**Component data from apps and pages**:

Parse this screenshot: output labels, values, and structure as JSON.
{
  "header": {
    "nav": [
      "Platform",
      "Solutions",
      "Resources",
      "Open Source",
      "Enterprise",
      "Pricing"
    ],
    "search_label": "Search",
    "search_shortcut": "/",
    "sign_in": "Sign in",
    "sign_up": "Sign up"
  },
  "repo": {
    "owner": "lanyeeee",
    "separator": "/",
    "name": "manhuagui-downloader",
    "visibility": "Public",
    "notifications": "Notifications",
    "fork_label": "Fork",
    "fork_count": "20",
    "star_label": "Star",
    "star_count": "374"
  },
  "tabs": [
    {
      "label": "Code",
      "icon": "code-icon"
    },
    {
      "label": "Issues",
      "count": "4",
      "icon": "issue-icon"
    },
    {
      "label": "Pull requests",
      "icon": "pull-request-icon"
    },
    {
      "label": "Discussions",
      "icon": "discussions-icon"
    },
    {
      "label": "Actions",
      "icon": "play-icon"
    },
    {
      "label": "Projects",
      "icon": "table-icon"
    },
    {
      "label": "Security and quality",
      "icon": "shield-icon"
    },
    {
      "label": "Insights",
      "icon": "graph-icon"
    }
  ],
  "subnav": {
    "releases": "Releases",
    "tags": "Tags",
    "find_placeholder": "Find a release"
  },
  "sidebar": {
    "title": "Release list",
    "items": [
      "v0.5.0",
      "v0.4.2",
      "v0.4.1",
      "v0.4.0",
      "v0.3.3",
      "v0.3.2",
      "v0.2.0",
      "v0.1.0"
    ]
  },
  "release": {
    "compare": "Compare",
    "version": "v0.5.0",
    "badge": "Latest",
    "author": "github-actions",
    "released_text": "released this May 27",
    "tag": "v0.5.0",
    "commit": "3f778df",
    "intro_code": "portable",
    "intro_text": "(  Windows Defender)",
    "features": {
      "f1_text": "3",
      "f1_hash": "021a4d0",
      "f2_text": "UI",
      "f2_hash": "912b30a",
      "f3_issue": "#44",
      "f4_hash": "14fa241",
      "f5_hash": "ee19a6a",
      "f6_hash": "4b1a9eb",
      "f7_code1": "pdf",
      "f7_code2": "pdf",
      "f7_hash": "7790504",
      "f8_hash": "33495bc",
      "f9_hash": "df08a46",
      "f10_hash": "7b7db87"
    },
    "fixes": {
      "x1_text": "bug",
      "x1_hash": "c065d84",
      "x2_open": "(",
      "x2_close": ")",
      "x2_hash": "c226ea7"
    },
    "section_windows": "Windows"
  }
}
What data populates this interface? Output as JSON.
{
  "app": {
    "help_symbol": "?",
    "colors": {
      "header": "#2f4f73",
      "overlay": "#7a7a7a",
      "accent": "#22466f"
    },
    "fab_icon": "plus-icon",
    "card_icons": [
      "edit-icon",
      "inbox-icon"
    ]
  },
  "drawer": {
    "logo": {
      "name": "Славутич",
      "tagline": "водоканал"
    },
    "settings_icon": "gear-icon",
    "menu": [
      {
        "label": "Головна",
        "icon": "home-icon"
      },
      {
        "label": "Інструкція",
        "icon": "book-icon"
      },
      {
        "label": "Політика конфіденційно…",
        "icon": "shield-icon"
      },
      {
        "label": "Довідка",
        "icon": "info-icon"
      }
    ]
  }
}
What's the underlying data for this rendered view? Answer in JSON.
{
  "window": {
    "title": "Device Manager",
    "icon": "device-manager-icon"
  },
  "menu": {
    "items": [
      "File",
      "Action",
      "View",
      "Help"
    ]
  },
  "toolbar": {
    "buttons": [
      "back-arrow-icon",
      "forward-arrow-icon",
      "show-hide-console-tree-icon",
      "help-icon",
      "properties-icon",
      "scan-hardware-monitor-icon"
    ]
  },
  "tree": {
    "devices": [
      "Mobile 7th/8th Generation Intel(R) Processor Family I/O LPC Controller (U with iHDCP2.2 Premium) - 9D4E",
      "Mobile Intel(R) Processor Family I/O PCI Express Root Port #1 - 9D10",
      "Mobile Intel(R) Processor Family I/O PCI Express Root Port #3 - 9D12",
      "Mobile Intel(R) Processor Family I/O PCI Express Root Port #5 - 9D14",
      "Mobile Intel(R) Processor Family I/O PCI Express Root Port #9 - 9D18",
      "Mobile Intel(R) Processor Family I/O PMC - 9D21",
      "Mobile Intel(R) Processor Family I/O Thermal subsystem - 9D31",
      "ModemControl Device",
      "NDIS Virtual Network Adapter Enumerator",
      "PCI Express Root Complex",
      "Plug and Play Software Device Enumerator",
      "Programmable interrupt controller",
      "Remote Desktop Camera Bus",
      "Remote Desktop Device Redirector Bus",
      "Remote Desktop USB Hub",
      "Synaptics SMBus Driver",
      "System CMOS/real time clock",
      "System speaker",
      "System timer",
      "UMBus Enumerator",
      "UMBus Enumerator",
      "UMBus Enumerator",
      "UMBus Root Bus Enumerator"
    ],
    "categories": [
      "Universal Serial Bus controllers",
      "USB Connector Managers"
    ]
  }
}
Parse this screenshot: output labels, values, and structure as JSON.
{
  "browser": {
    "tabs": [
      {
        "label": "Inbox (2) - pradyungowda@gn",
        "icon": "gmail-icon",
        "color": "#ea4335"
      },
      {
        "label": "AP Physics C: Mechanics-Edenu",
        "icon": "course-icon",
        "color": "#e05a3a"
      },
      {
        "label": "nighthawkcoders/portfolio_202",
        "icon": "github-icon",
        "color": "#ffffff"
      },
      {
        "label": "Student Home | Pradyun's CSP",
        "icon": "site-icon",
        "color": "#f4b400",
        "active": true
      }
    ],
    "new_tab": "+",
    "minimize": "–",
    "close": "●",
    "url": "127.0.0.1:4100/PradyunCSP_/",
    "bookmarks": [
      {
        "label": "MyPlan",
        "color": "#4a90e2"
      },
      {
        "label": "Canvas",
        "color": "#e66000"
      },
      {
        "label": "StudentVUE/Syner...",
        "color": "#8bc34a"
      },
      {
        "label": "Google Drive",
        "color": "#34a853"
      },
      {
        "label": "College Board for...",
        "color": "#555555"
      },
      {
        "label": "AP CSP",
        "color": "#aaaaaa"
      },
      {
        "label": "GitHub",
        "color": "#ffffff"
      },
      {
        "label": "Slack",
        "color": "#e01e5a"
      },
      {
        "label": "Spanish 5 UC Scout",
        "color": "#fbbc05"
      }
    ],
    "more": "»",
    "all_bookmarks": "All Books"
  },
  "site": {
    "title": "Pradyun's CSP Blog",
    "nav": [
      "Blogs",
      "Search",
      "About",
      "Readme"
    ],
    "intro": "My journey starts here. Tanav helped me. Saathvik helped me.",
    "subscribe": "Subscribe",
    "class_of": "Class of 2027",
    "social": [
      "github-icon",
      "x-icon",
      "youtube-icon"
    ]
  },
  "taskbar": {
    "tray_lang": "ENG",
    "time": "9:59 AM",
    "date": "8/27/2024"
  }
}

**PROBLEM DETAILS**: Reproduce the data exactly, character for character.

**RESPONSE TO THE TASK**:
Parse this screenshot: output labels, values, and structure as JSON.
{
  "header": {
    "nav": [
      "Platform",
      "Solutions",
      "Resources",
      "Open Source",
      "Enterprise",
      "Pricing"
    ],
    "search_label": "Search",
    "search_shortcut": "/",
    "sign_in": "Sign in",
    "sign_up": "Sign up"
  },
  "repo": {
    "owner": "lanyeeee",
    "separator": "/",
    "name": "manhuagui-downloader",
    "visibility": "Public",
    "notifications": "Notifications",
    "fork_label": "Fork",
    "fork_count": "20",
    "star_label": "Star",
    "star_count": "374"
  },
  "tabs": [
    {
      "label": "Code",
      "icon": "code-icon"
    },
    {
      "label": "Issues",
      "count": "4",
      "icon": "issue-icon"
    },
    {
      "label": "Pull requests",
      "icon": "pull-request-icon"
    },
    {
      "label": "Discussions",
      "icon": "discussions-icon"
    },
    {
      "label": "Actions",
      "icon": "play-icon"
    },
    {
      "label": "Projects",
      "icon": "table-icon"
    },
    {
      "label": "Security and quality",
      "icon": "shield-icon"
    },
    {
      "label": "Insights",
      "icon": "graph-icon"
    }
  ],
  "subnav": {
    "releases": "Releases",
    "tags": "Tags",
    "find_placeholder": "Find a release"
  },
  "sidebar": {
    "title": "Release list",
    "items": [
      "v0.5.0",
      "v0.4.2",
      "v0.4.1",
      "v0.4.0",
      "v0.3.3",
      "v0.3.2",
      "v0.2.0",
      "v0.1.0"
    ]
  },
  "release": {
    "compare": "Compare",
    "version": "v0.5.0",
    "badge": "Latest",
    "author": "github-actions",
    "released_text": "released this May 27",
    "tag": "v0.5.0",
    "commit": "3f778df",
    "intro_code": "portable",
    "intro_text": "(  Windows Defender)",
    "features": {
      "f1_text": "3",
      "f1_hash": "021a4d0",
      "f2_text": "UI",
      "f2_hash": "912b30a",
      "f3_issue": "#44",
      "f4_hash": "14fa241",
      "f5_hash": "ee19a6a",
      "f6_hash": "4b1a9eb",
      "f7_code1": "pdf",
      "f7_code2": "pdf",
      "f7_hash": "7790504",
      "f8_hash": "33495bc",
      "f9_hash": "df08a46",
      "f10_hash": "7b7db87"
    },
    "fixes": {
      "x1_text": "bug",
      "x1_hash": "c065d84",
      "x2_open": "(",
      "x2_close": ")",
      "x2_hash": "c226ea7"
    },
    "section_windows": "Windows"
  }
}
What data populates this interface? Output as JSON.
{
  "app": {
    "help_symbol": "?",
    "colors": {
      "header": "#2f4f73",
      "overlay": "#7a7a7a",
      "accent": "#22466f"
    },
    "fab_icon": "plus-icon",
    "card_icons": [
      "edit-icon",
      "inbox-icon"
    ]
  },
  "drawer": {
    "logo": {
      "name": "Славутич",
      "tagline": "водоканал"
    },
    "settings_icon": "gear-icon",
    "menu": [
      {
        "label": "Головна",
        "icon": "home-icon"
      },
      {
        "label": "Інструкція",
        "icon": "book-icon"
      },
      {
        "label": "Політика конфіденційно…",
        "icon": "shield-icon"
      },
      {
        "label": "Довідка",
        "icon": "info-icon"
      }
    ]
  }
}
What's the underlying data for this rendered view? Answer in JSON.
{
  "window": {
    "title": "Device Manager",
    "icon": "device-manager-icon"
  },
  "menu": {
    "items": [
      "File",
      "Action",
      "View",
      "Help"
    ]
  },
  "toolbar": {
    "buttons": [
      "back-arrow-icon",
      "forward-arrow-icon",
      "show-hide-console-tree-icon",
      "help-icon",
      "properties-icon",
      "scan-hardware-monitor-icon"
    ]
  },
  "tree": {
    "devices": [
      "Mobile 7th/8th Generation Intel(R) Processor Family I/O LPC Controller (U with iHDCP2.2 Premium) - 9D4E",
      "Mobile Intel(R) Processor Family I/O PCI Express Root Port #1 - 9D10",
      "Mobile Intel(R) Processor Family I/O PCI Express Root Port #3 - 9D12",
      "Mobile Intel(R) Processor Family I/O PCI Express Root Port #5 - 9D14",
      "Mobile Intel(R) Processor Family I/O PCI Express Root Port #9 - 9D18",
      "Mobile Intel(R) Processor Family I/O PMC - 9D21",
      "Mobile Intel(R) Processor Family I/O Thermal subsystem - 9D31",
      "ModemControl Device",
      "NDIS Virtual Network Adapter Enumerator",
      "PCI Express Root Complex",
      "Plug and Play Software Device Enumerator",
      "Programmable interrupt controller",
      "Remote Desktop Camera Bus",
      "Remote Desktop Device Redirector Bus",
      "Remote Desktop USB Hub",
      "Synaptics SMBus Driver",
      "System CMOS/real time clock",
      "System speaker",
      "System timer",
      "UMBus Enumerator",
      "UMBus Enumerator",
      "UMBus Enumerator",
      "UMBus Root Bus Enumerator"
    ],
    "categories": [
      "Universal Serial Bus controllers",
      "USB Connector Managers"
    ]
  }
}
Parse this screenshot: output labels, values, and structure as JSON.
{
  "browser": {
    "tabs": [
      {
        "label": "Inbox (2) - pradyungowda@gn",
        "icon": "gmail-icon",
        "color": "#ea4335"
      },
      {
        "label": "AP Physics C: Mechanics-Edenu",
        "icon": "course-icon",
        "color": "#e05a3a"
      },
      {
        "label": "nighthawkcoders/portfolio_202",
        "icon": "github-icon",
        "color": "#ffffff"
      },
      {
        "label": "Student Home | Pradyun's CSP",
        "icon": "site-icon",
        "color": "#f4b400",
        "active": true
      }
    ],
    "new_tab": "+",
    "minimize": "–",
    "close": "●",
    "url": "127.0.0.1:4100/PradyunCSP_/",
    "bookmarks": [
      {
        "label": "MyPlan",
        "color": "#4a90e2"
      },
      {
        "label": "Canvas",
        "color": "#e66000"
      },
      {
        "label": "StudentVUE/Syner...",
        "color": "#8bc34a"
      },
      {
        "label": "Google Drive",
        "color": "#34a853"
      },
      {
        "label": "College Board for...",
        "color": "#555555"
      },
      {
        "label": "AP CSP",
        "color": "#aaaaaa"
      },
      {
        "label": "GitHub",
        "color": "#ffffff"
      },
      {
        "label": "Slack",
        "color": "#e01e5a"
      },
      {
        "label": "Spanish 5 UC Scout",
        "color": "#fbbc05"
      }
    ],
    "more": "»",
    "all_bookmarks": "All Books"
  },
  "site": {
    "title": "Pradyun's CSP Blog",
    "nav": [
      "Blogs",
      "Search",
      "About",
      "Readme"
    ],
    "intro": "My journey starts here. Tanav helped me. Saathvik helped me.",
    "subscribe": "Subscribe",
    "class_of": "Class of 2027",
    "social": [
      "github-icon",
      "x-icon",
      "youtube-icon"
    ]
  },
  "taskbar": {
    "tray_lang": "ENG",
    "time": "9:59 AM",
    "date": "8/27/2024"
  }
}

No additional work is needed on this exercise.